* [Instructions for the task]: Please tally the lines in the records that include the word "Kelas" and answer with the bare number.

##### Recorded information

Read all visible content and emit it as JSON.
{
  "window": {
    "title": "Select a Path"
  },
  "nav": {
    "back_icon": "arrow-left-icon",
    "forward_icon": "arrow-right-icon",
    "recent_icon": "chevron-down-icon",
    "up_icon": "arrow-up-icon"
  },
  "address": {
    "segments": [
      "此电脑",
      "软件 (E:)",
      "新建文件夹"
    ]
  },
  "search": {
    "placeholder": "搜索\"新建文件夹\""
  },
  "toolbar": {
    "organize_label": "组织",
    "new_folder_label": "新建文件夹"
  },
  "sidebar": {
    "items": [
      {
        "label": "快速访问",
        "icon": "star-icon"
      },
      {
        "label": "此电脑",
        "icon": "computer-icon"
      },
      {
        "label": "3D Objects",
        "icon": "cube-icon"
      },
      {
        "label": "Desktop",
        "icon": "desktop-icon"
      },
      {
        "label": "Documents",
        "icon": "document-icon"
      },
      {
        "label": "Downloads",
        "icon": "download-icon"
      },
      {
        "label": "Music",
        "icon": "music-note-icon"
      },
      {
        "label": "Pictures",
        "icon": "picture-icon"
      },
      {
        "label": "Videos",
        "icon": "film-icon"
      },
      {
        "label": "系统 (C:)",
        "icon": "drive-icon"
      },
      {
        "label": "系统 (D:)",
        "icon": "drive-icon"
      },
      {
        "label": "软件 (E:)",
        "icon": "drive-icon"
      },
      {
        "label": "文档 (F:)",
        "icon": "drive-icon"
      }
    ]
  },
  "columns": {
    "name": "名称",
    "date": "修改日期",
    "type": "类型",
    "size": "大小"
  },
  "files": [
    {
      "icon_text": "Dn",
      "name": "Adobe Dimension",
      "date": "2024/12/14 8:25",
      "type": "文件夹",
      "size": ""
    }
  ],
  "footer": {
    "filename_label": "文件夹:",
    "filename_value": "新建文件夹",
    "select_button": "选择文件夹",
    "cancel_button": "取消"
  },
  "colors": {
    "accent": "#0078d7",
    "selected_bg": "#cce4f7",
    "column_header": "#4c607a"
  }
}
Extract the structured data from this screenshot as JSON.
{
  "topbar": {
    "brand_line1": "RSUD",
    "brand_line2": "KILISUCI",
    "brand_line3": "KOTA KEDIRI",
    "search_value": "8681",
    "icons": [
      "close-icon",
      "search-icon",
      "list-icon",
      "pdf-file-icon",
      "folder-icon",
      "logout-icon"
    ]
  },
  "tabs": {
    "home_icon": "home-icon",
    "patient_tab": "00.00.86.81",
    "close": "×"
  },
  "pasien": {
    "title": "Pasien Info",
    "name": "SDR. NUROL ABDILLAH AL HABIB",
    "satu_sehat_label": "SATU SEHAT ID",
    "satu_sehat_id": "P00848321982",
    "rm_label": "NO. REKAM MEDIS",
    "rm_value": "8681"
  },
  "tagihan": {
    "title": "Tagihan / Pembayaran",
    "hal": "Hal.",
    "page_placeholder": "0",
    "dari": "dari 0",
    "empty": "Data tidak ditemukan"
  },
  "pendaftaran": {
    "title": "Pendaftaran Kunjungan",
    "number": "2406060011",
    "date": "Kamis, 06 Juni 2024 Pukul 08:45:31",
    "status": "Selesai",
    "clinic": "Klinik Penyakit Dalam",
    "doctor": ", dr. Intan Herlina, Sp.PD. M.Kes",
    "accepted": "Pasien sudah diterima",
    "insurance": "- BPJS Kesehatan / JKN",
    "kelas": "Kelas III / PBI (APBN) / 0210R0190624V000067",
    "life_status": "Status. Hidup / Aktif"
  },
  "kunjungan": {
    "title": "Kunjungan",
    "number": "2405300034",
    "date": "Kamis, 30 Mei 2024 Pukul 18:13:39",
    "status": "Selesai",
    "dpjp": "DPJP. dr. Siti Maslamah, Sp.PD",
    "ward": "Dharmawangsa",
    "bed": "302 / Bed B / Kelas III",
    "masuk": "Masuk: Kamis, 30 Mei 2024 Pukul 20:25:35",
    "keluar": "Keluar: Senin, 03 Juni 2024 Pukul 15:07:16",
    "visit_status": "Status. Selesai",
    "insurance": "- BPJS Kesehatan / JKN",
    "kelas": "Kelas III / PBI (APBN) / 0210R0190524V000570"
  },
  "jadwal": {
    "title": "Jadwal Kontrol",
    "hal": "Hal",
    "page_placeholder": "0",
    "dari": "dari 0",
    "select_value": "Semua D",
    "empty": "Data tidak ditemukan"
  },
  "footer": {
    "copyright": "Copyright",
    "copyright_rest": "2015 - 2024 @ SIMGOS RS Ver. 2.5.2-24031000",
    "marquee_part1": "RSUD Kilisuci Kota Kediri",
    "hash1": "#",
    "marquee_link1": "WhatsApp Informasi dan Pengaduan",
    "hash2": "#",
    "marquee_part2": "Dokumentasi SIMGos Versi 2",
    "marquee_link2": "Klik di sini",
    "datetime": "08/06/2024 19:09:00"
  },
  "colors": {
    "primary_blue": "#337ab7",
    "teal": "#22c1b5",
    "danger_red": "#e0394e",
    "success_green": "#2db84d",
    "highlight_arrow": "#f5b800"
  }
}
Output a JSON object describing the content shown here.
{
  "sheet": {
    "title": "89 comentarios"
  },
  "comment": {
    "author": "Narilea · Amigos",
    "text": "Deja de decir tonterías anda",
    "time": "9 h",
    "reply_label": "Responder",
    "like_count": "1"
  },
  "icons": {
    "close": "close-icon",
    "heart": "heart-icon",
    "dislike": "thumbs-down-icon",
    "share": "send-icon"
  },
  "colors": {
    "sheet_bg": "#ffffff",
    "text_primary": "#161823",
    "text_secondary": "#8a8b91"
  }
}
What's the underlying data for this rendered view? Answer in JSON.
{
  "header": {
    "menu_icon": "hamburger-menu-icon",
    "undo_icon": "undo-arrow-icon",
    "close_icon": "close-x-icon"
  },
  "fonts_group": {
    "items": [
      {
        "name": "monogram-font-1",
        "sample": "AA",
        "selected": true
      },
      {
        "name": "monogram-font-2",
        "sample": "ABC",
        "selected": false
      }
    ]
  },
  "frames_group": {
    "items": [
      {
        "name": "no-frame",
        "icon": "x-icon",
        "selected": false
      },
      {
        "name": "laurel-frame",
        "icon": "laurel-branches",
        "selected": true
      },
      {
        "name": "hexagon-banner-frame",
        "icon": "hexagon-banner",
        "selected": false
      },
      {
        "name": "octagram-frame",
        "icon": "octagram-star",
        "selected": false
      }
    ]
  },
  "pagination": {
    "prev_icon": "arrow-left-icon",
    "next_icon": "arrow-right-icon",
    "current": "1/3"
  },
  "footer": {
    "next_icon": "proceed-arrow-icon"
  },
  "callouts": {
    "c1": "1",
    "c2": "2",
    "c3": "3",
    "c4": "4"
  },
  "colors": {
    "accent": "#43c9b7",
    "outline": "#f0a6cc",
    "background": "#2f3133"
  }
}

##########

* [Response for this exercise]: 3